Sprouting is a quick and easy way to grow some nutritious, crunchy veg to add to your diet in the winter months. I’ve previously shared how much I love using my automatic sprouter but it’s just as easy with a mason jar and a windowsill. While I like my automatic sprouter for masses of alfalfa, fenugreek, clover, radish, and broccoli sprouts that grow tall and last for weeks in the tray, mason jar sprouting is a good choice for crunchy beans and peas. If you start today you will be adding them to the salad bowl or wok in about 4 days.
Many places sell a bean mix that contain a variety of different lentils, peas and beans. I used mung beans (these are the beans that sprout the long white bean sprouts you typically find in Asian food) and green peas as I like the combination of starchy and sweet favour. Plus they both sprout in 3-4 days so they are compatible for timing.
Fill a 1L mason jar 1/4 of the way with dried organic beans/peas. Cover them with water and leave on your counter to soak overnight, 8-12 hours. Cut a square of cheesecloth and secure it tightly with a canning jar ring. Strain off water and set back down on your counter. Rinse the jar contents now 4 x per day, straining off all the liquid.

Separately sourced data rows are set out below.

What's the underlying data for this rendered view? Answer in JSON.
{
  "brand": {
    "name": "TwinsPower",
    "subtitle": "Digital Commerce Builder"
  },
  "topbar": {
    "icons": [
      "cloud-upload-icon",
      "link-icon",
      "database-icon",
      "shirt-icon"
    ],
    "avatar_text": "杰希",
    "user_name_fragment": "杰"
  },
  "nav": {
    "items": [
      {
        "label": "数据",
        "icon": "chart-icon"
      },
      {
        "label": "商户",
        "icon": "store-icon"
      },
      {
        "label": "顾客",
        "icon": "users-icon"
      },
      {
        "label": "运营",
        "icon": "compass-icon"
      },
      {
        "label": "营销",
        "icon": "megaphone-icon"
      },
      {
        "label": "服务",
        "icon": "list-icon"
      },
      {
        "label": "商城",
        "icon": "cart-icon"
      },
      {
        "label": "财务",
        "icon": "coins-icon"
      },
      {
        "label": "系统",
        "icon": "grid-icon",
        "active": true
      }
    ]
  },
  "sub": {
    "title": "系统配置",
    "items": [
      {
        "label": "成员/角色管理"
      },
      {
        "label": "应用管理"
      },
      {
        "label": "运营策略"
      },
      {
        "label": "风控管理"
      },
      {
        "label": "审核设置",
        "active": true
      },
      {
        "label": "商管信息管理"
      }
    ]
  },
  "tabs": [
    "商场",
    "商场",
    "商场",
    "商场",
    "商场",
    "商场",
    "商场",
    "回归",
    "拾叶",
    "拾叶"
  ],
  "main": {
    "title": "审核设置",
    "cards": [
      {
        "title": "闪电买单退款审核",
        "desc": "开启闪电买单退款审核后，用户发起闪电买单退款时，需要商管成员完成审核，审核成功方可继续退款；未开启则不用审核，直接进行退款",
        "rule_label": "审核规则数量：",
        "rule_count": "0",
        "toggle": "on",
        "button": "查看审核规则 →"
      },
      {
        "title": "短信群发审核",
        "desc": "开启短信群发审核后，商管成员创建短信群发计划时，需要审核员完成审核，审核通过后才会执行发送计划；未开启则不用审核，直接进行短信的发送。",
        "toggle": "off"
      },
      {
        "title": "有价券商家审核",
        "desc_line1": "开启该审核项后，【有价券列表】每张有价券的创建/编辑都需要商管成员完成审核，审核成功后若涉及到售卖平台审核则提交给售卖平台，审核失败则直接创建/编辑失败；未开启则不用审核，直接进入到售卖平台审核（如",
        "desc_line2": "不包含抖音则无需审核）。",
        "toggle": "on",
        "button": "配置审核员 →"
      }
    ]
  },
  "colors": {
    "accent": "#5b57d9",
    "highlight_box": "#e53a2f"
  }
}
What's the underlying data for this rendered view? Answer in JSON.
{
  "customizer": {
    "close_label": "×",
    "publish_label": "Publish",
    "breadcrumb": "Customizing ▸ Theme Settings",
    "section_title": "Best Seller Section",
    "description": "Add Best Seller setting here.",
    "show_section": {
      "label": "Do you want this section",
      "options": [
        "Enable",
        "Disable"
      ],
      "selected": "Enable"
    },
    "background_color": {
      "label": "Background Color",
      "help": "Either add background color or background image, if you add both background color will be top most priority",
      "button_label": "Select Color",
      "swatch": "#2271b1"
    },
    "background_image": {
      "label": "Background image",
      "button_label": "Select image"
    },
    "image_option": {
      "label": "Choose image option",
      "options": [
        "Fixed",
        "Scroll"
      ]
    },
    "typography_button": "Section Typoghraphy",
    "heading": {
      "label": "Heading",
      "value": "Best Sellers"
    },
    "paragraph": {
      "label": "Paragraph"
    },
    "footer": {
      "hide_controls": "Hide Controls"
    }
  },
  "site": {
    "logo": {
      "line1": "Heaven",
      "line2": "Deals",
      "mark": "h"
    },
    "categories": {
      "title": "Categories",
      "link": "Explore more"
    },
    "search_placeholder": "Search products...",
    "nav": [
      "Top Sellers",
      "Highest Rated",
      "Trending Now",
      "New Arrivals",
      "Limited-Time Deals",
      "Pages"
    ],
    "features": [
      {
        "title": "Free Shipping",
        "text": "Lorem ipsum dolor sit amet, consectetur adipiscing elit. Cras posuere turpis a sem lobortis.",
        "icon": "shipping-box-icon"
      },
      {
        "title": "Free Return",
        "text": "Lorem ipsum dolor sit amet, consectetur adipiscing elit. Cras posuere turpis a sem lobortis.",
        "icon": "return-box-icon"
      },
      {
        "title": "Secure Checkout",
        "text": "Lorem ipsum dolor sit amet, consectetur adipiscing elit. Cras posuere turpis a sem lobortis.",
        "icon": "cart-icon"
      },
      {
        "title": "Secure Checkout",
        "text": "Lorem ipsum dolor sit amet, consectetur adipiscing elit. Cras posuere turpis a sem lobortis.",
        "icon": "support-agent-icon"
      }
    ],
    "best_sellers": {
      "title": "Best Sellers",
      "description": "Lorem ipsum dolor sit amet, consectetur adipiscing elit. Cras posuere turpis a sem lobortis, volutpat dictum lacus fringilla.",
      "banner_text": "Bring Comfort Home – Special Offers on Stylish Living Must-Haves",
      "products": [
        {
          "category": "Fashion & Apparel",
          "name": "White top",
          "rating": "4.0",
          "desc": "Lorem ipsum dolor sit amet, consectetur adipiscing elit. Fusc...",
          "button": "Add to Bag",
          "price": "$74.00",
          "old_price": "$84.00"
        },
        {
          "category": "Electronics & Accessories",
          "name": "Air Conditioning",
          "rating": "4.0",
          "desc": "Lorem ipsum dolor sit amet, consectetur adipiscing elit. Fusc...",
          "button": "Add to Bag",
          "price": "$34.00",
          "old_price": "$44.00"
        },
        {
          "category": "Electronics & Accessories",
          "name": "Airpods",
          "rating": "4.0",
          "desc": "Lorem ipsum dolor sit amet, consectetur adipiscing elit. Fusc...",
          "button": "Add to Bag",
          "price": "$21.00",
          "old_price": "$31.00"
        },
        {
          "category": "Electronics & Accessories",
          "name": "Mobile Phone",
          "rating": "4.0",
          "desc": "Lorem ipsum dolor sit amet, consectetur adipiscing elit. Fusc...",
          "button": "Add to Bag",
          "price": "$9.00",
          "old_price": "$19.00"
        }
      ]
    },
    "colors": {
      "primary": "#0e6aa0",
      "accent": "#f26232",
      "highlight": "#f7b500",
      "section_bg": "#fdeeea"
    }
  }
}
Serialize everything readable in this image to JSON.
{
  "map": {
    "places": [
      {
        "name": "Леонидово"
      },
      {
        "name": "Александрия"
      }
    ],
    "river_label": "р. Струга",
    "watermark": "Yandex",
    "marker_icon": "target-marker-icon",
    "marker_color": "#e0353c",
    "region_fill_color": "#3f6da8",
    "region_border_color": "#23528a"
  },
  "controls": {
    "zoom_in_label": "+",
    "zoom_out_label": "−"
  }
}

After 4 days or so, the contents of the jar sprout and jar will start to fill up – it’s time to eat them! Add raw to salads and sandwiches or toss into stir-fries and soups. I have also heard of people adding them to smoothies although I’m not tripping over myself to try that one. Any other ideas on how to use these sprouts in recipes?